Study material below:

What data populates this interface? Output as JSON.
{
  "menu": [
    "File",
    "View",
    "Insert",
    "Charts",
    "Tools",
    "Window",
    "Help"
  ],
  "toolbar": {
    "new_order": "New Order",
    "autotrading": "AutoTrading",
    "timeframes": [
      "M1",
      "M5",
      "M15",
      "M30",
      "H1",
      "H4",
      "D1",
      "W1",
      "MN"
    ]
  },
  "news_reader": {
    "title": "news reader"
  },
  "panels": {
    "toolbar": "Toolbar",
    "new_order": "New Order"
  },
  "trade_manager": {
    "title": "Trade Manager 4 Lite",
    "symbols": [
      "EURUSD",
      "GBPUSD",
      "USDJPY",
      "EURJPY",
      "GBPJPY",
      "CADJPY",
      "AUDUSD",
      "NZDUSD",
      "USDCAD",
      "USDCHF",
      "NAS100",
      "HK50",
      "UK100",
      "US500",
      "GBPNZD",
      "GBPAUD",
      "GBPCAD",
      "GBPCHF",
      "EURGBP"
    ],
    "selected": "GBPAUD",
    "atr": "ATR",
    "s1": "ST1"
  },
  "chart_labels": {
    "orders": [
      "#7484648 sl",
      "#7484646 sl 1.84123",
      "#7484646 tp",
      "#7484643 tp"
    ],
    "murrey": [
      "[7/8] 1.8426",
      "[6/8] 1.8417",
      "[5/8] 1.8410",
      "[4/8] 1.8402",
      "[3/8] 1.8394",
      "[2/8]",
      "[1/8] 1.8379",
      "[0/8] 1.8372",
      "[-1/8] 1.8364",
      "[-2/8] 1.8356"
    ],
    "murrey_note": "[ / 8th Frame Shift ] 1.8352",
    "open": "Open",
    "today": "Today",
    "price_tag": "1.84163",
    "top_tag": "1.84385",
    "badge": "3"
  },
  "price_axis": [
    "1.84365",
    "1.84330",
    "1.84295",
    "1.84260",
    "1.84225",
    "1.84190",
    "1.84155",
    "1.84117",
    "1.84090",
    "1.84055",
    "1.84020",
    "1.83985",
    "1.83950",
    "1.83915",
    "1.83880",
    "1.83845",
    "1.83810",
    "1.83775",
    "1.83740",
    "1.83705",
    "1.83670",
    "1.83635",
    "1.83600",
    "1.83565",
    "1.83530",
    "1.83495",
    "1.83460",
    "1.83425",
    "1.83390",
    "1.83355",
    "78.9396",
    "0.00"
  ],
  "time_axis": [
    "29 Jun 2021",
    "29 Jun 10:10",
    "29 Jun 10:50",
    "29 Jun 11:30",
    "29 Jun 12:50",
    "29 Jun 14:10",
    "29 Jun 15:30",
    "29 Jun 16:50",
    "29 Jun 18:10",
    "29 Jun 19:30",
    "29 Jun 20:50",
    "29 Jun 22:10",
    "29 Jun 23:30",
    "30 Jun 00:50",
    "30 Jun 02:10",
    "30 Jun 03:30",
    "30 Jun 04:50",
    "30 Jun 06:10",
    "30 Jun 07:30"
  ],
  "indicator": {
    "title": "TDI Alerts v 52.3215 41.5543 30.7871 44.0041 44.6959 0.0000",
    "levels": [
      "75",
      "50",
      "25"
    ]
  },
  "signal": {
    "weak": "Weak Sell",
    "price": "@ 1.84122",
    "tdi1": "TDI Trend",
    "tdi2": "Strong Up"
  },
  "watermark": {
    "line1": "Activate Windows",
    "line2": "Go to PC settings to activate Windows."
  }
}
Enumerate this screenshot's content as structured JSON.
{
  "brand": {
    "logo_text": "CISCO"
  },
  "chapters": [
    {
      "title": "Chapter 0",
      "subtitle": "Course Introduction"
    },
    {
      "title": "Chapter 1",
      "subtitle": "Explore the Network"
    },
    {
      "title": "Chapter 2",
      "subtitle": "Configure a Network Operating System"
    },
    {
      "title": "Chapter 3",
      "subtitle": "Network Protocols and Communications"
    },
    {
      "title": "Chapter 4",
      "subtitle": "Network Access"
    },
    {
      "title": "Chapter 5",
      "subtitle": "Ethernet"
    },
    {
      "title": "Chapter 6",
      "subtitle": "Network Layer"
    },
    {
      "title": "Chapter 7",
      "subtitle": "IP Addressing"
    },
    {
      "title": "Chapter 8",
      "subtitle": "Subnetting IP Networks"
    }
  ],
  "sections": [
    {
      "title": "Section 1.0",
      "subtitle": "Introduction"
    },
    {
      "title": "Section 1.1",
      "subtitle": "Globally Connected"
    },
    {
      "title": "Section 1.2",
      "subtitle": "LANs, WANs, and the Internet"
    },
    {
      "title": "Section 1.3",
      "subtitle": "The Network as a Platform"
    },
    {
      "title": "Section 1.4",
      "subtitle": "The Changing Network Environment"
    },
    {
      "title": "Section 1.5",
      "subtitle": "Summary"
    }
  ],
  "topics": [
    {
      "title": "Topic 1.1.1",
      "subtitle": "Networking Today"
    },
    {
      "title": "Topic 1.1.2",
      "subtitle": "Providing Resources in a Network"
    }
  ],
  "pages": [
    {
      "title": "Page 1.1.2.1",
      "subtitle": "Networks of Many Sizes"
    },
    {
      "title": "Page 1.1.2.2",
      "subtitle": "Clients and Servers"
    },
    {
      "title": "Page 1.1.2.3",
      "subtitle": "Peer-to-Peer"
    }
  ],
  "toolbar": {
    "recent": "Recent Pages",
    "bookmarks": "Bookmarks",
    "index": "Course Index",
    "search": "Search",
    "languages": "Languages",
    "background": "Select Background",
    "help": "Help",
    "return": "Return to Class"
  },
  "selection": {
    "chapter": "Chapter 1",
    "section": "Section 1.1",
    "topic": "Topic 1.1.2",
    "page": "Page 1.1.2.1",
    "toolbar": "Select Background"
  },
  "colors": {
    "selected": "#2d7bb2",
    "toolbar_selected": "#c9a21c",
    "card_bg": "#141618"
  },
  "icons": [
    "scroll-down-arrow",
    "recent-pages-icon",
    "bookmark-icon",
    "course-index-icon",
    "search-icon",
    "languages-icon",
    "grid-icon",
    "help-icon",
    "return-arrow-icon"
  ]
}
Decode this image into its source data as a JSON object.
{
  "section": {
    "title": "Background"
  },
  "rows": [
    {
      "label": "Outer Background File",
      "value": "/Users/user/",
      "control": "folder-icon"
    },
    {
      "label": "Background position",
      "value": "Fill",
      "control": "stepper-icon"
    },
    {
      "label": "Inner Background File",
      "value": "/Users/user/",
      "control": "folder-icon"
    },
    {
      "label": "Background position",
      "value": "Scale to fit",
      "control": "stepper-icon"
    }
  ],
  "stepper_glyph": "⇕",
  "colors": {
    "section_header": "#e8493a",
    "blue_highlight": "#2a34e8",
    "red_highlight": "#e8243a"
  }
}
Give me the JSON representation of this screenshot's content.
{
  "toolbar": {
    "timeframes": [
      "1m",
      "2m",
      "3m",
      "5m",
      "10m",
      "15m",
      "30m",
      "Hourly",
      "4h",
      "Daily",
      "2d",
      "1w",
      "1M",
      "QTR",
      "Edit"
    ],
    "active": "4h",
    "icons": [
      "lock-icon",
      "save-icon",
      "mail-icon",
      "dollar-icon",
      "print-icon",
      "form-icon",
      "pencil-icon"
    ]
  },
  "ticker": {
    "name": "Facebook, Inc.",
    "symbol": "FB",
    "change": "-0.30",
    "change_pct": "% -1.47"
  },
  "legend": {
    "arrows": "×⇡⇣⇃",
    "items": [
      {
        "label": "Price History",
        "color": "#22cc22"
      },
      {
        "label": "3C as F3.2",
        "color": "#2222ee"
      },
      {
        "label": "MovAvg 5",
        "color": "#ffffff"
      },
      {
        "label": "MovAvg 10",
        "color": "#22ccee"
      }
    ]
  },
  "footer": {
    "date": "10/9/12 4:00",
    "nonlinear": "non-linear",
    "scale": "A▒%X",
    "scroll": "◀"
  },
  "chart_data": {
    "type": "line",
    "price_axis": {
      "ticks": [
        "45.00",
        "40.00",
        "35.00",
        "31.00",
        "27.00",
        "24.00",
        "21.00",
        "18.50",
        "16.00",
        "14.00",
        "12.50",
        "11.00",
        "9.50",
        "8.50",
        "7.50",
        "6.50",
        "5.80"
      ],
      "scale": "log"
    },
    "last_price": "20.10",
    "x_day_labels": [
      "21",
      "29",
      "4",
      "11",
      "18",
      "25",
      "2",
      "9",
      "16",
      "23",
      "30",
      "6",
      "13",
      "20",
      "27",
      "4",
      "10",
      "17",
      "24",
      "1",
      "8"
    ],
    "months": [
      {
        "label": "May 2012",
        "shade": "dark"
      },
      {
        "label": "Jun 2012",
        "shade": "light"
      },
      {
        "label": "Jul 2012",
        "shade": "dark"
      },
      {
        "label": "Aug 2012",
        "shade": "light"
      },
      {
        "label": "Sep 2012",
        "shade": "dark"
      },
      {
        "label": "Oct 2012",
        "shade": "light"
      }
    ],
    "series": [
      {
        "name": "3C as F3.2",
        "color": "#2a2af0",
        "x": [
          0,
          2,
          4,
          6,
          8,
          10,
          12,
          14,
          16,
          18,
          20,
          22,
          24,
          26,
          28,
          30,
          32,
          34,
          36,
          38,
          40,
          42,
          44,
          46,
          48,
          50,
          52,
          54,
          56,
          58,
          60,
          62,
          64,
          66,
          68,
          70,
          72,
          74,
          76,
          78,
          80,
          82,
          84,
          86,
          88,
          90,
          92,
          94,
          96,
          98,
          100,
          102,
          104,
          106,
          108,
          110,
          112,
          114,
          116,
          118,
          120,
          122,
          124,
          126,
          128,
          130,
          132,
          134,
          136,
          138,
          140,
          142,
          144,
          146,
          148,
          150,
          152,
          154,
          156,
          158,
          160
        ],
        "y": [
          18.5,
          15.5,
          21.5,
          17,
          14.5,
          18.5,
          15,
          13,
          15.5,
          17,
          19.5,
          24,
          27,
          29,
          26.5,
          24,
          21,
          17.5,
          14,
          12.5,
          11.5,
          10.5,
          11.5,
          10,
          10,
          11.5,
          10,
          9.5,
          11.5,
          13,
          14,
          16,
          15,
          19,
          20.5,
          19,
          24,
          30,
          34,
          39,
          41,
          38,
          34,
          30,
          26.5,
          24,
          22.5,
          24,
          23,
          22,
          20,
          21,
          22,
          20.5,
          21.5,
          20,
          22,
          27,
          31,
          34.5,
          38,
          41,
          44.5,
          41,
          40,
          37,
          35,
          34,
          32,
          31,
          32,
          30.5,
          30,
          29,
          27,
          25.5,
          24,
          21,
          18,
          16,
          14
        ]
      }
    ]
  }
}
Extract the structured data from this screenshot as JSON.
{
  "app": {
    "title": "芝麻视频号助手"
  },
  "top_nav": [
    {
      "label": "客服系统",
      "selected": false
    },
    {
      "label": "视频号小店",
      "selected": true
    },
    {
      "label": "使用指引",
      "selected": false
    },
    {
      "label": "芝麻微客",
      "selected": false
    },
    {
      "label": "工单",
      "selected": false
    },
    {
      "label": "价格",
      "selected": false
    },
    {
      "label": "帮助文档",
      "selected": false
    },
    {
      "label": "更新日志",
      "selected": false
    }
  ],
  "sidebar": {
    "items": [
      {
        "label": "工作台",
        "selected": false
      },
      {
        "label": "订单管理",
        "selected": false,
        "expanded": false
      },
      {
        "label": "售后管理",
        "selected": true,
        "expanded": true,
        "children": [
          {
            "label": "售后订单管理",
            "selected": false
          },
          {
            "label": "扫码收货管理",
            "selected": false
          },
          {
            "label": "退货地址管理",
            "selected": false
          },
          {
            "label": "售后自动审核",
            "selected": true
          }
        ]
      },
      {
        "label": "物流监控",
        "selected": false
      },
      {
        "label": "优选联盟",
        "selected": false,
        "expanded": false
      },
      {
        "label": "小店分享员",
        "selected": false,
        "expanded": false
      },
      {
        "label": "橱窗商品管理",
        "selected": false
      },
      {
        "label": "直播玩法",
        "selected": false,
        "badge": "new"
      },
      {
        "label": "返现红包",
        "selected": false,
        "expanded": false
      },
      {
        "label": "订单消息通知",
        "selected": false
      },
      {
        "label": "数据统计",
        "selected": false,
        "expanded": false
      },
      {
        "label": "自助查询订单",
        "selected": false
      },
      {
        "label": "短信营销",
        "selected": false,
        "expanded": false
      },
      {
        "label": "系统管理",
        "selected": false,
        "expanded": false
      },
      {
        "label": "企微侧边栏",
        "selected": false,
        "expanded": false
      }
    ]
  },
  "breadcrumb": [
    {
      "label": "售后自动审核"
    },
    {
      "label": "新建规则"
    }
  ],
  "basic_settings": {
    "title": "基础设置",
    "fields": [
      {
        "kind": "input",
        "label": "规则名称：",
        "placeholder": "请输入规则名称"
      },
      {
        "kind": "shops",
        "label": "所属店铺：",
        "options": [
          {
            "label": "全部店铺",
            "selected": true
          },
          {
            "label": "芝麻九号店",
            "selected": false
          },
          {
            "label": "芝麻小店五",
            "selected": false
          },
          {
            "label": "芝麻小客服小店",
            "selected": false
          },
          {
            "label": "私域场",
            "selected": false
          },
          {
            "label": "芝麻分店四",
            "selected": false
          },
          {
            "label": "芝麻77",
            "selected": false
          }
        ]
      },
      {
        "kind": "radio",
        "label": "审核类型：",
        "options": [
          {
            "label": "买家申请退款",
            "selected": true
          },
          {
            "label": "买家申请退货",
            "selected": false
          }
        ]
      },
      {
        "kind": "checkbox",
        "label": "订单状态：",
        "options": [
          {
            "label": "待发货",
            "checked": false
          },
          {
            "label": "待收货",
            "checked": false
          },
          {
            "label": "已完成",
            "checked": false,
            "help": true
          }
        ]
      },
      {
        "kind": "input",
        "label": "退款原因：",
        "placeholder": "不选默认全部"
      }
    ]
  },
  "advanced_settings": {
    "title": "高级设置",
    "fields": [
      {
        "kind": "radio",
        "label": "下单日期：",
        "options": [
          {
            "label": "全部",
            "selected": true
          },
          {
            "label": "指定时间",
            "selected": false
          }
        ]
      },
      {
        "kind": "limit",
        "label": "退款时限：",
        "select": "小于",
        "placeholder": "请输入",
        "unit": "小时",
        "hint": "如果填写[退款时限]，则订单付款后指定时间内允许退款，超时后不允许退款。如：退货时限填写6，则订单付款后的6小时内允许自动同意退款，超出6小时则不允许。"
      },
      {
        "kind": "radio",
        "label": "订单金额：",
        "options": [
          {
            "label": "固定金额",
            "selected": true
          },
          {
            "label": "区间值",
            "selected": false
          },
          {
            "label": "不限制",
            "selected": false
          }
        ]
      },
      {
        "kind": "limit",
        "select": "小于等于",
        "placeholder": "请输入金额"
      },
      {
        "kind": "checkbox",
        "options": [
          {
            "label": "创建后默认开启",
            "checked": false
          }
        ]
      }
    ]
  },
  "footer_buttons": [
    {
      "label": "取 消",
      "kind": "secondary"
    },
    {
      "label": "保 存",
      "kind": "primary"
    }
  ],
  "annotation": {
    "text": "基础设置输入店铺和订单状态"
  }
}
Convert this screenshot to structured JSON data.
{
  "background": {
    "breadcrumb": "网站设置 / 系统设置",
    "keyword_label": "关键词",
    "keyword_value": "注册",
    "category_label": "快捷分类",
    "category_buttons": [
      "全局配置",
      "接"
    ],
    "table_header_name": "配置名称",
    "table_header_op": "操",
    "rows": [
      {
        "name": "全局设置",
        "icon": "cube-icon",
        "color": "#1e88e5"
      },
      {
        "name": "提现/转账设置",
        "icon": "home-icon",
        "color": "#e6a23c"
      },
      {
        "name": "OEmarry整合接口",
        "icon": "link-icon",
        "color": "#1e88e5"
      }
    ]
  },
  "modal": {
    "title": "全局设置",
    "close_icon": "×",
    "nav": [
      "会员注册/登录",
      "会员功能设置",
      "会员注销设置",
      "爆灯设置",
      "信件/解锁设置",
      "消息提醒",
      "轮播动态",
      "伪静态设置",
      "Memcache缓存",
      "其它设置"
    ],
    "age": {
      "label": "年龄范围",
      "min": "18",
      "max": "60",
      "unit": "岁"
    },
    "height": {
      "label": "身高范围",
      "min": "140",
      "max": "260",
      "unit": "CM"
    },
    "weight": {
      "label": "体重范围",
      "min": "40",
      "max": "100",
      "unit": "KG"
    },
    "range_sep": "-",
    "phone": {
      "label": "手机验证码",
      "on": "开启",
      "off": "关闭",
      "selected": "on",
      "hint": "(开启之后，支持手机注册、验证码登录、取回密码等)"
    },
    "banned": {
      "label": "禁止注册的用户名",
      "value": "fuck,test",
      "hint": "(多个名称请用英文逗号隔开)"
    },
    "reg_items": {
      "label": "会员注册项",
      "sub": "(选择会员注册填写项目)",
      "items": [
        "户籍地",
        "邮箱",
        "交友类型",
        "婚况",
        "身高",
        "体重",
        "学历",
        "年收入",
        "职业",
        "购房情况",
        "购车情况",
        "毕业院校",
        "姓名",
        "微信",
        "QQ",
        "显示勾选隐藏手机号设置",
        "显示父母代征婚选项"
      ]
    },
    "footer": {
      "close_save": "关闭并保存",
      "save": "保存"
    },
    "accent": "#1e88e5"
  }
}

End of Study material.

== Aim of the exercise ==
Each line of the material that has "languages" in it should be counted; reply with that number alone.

== Final answer ==
2